So because I obviously have not been everywhere in the world, I’m going to have others share their stories about the different corners of the world that they’ve been to. Today we have a post from Cody (fellow expat, loving boyfriend, and kind soul who helps me manage this site) where he talks about his favorite place in Mexico.
At the Southern-most point on the Baja Penninsula of Mexico, lies a quaint little drinking town with a fishing problem; Cabo San Lucas – known perhaps better as simply “Cabo”.
For those of you seeking a Spring Break to remember, or even just a vacation to escape the oncoming Winter weather up North, Cabo is a perfect choice if you’re down for a good time.
What’s there to do?
What ISN’T there to do? The sky is nearly the limit in this sea-side town, which is far from the dangers of the cartels that scare off many prospective tourists from the States. Beaches, bars, nightclubs, dancing, strip clubs, deep-sea fishing, bars, 4-wheeler riding in the desert, spas, bars, dinner cruises, shopping, fine-dining, bars, swimming pools and hot-tubs, events and entertainment, oh… and bars.
If any of these things sound like a good time to you (which if they don’t, we’re going to assume there is something fundamentally wrong with you), it is definitely worth checking out.
The first time I visited Cabo, it was the beginning of the Spring Break season, and as-such the atmosphere was lively and exciting. Especially around a beach-front bar known as “The Mango Deck“. The Mango Deck is a sort of a mecca for the thirsty and scantily-clad, and rightfully so. There are multiple levels to the Mango Deck, ranging from traditional seating, raised off the beach, to tables and chairs set right in the sand. At one end of the canopied dining level lies a stage, where such spectacles as wet t-shirt contests, fire-dancing, and even drinking games take place. I myself participated in one of the drinking games, which was a race. The first person to take a shot of tequila, run down the beach, chug a beer, spin around a baseball bat 10 times, and make it back to the stage would be the victor (a side rule stated that any female participant who became topless in the course of the race would become the winner by default). These games are worth participating in, if for no reason other than the free booze.

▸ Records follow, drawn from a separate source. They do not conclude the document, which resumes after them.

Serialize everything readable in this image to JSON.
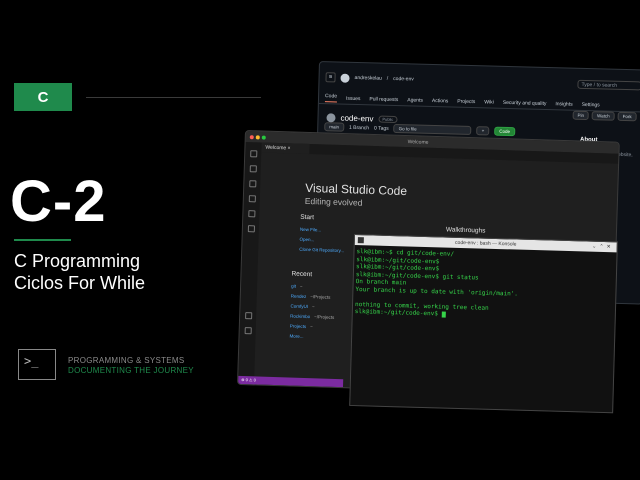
{
  "branding": {
    "badge": "C",
    "title": "C-2",
    "subtitle_line1": "C Programming",
    "subtitle_line2": "Ciclos For While",
    "terminal_glyph": ">_",
    "tagline1": "PROGRAMMING & SYSTEMS",
    "tagline2": "DOCUMENTING THE JOURNEY",
    "accent_color": "#1f8a4c"
  },
  "github": {
    "owner": "andreskelau",
    "repo": "code-env",
    "search_placeholder": "Type / to search",
    "tabs": [
      "Code",
      "Issues",
      "Pull requests",
      "Agents",
      "Actions",
      "Projects",
      "Wiki",
      "Security and quality",
      "Insights",
      "Settings"
    ],
    "repo_title": "code-env",
    "visibility": "Public",
    "pin": "Pin",
    "watch": "Watch",
    "fork": "Fork",
    "branch": "main",
    "branches": "1 Branch",
    "tags": "0 Tags",
    "goto_file": "Go to file",
    "code_button": "Code",
    "about_title": "About",
    "about_desc": "No description, website,"
  },
  "vscode": {
    "window_title": "Welcome",
    "tab": "Welcome",
    "title": "Visual Studio Code",
    "subtitle": "Editing evolved",
    "start_heading": "Start",
    "start_links": [
      "New File...",
      "Open...",
      "Clone Git Repository..."
    ],
    "recent_heading": "Recent",
    "recent": [
      {
        "name": "git",
        "path": "~"
      },
      {
        "name": "Rendez",
        "path": "~/Projects"
      },
      {
        "name": "ComfyUI",
        "path": "~"
      },
      {
        "name": "Rockimbo",
        "path": "~/Projects"
      },
      {
        "name": "Projects",
        "path": "~"
      }
    ],
    "more": "More...",
    "walkthroughs": "Walkthroughs",
    "status": "⊗ 0 ⚠ 0"
  },
  "konsole": {
    "title": "code-env : bash — Konsole",
    "lines": [
      "slk@ibm:~$ cd git/code-env/",
      "slk@ibm:~/git/code-env$",
      "slk@ibm:~/git/code-env$",
      "slk@ibm:~/git/code-env$ git status",
      "On branch main",
      "Your branch is up to date with 'origin/main'.",
      "",
      "nothing to commit, working tree clean",
      "slk@ibm:~/git/code-env$ "
    ]
  }
}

The Mango Deck isn’t the only party-scene in town, not by a long-shot. There is a section of the downtown that is largely inhabited by nightclubs such as The Pink Kitty, Squid Roe, and perhaps most famously Sammy Hagar’s pride and joy Cabo Wabo Cantina. Each club has something different to offer. Cabo Wabo is great if you’re looking for live music and a rock and roll feel. The Pink Kitty and Squid Roe are more for the dance music scene.
After you’ve had a few days of party-hardy you might want to switch-up your entertainment for an evening. If the weather is going to be nice (which it rarely isn’t) you may want to look into booking a spot on a dinner cruise around Land’s End. The EcoCat tour that I went on sailed around the large rocks that punctuate the peninsula, into the Pacific Ocean so that we could watch the sunset, with drinks in our hands. If and when you do this, make sure to watch the sunset through to the end. When I went, I saw the legendary “green flash” at sunset, an incredibly rare atmospheric event. Who knows? Maybe you could too!
Even without the sunset, the dinner cruise is a blast. My tour had an open bar, which I visited quite liberally. By the time we were on our return voyage, I found myself dancing on the upper deck, with someone else’s fiance.
Where should I stay?
Cabo has so many options for accommodations that it really comes down to what you feel most comfortable. There’s traditional hotel options, as well as condominiums, or even full-home rentals. If you’re planning on bringing a large group with you, and staying a while, we suggest going for the house-rental option.
You can seriously rent an entire home with multiple bedrooms and bathrooms for as little as $40 USD per night. Some residences close to the action you can rent for the price of a regular hotel room, and come complete with such luxuries as rooftop hot tubs or balconies.
What should I know?
First and foremost: if you are approached by people on the street, selling anything that could be considered contraband (cigars, marijuana, ect.) it is in your best interest to politely decline and keep moving. These people are potentially undercover police officers trying to sting unsuspecting tourists, out to do some less-than-legal activities.
That, is a hassle you don’t need. Stick to the tequila.
Knowing Spanish is not required, but it is quite helpful, and attempting to speak in the native tongue is a wonderful gesture that you could make, as a guest in Mexico. Useful phrase: “Mas Cervesa Por Favor!”
When landing at the airport, there may be salespeople who attempt to rope you into timeshares or travel arrangements that you may not have booked.
Siestas – naps in the afternoon – make for a much more enjoyable nightlife. The combination of desert dry heat and tropical sunshine are enough to suck the energy out of even the most die-hard partier. If you want to make it to the early hours of the morning, you may want to drop the shades and crank the AC a little after lunch, and set an alarm for just before dinner.
How do I get there?
Option A: Fly into Los Cabos International Airport (SJD)
Option B: Cruise Ship Destination
Option C: A long ass walk
We’ll be expanding more on Mexican Destinations in future posts. Stay tuned!